The Six Nations fixture between Wales and England in Cardiff on Saturday will go ahead after an agreement was reached between Welsh players and the country’s Professional Rugby Board (PRB) over contentious contract issues.
Welsh Rugby Union (WRU) acting CEO Nigel Walker confirmed the agreement to avert a strike which would have caused the game against England to be cancelled, potentially costing the union up to £10 million (US$12 million).
“The PRB has been agile and receptive to the players’ requests and the players have, equally, been responsible and reasonable in their dealings with the PRB which is a credit to all parties,” Walker said in a statement on Wednesday.
“The game is on and, whilst there is still some detail to discuss and some fine tuning to be done in our negotiations at PRB, this is undoubtedly been a linchpin moment from which we can build.”
The freeze on new contracts imposed by the PRB, which runs the professional game in the country, will be lifted next week.
There are around 70 players at regional clubs who are out of contract at the end of the 2022-23 season.
The 60-cap rule that said only players who have reached that threshold can feature for the national team if they move to a club outside of Wales has been reduced to 25 appearances.
Players will now also have the option of taking a fixed salary contract or one for a lower set wage, but which could climb higher based on performance bonuses.
The PRB had previously stated that all contracts would have 80 per cent set wages and a variable amount of 20 per cent based on performance.
The Welsh Rugby Players Association will be represented at PRB meetings, another demand made by players.
“We have listened to our players and have been able to resolve the three issues presented, quickly and efficiently,” PRB chair Malcolm Wall said.
“The six-year framework we have agreed has always had the players’ best interests at heart and we have been happy to allay their understandable concerns with the adjustments described.”
Wales captain Ken Owens admitted it has been a difficult time for the players.
“Everybody in Welsh rugby really needs to pull together now to find the best way forward and we need to do it collaboratively, together, to put Welsh rugby back at the top end of world rugby and not the laughing stock which I think we are at the moment,” he said.

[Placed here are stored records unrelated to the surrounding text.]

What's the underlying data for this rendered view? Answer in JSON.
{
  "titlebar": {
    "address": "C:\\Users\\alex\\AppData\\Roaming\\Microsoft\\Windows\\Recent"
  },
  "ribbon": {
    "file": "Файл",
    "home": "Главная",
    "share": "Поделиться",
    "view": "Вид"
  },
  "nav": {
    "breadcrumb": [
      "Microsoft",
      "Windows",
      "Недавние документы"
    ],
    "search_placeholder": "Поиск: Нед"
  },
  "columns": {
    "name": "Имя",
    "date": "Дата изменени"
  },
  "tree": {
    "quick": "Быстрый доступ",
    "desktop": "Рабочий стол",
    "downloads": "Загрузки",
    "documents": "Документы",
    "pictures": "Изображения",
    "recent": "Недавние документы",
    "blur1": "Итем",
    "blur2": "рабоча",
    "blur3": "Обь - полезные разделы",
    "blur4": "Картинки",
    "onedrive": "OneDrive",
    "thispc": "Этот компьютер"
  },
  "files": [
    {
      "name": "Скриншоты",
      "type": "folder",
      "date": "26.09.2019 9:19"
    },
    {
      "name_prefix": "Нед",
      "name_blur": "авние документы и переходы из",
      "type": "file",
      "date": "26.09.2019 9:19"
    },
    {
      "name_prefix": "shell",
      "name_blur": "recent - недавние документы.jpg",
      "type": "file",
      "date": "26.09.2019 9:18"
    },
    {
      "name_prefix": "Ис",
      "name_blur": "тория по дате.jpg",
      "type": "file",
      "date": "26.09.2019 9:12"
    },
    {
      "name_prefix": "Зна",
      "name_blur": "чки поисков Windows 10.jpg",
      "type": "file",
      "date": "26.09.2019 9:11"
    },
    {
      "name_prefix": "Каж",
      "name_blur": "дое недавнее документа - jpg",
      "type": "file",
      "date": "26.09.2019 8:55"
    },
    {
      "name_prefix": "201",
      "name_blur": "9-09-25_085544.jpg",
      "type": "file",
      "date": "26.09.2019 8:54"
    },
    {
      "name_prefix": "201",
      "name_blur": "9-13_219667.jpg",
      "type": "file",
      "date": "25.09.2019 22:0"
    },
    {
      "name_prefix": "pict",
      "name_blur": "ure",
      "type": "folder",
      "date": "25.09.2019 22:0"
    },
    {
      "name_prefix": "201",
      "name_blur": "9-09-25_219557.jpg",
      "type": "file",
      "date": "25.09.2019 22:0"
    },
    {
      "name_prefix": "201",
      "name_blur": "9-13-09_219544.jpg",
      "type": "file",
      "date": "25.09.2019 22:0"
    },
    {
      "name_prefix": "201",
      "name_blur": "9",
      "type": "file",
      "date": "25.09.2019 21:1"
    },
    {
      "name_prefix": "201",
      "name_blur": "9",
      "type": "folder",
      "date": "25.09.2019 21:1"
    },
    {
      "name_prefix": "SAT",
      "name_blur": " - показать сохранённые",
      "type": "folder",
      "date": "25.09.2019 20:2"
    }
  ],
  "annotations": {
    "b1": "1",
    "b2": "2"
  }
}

Wales’s players have not trained since Tuesday as they joined colleagues from regional clubs in an 80-minute meeting with WRU and PRB officials.
Wales coach Warren Gatland will name his side to face England at 1215 GMT on Thursday.
The disruption this week was something he did not need after his side suffered heavy defeats by Ireland (34-10) and Scotland (35-7) in their opening Six Nations fixtures.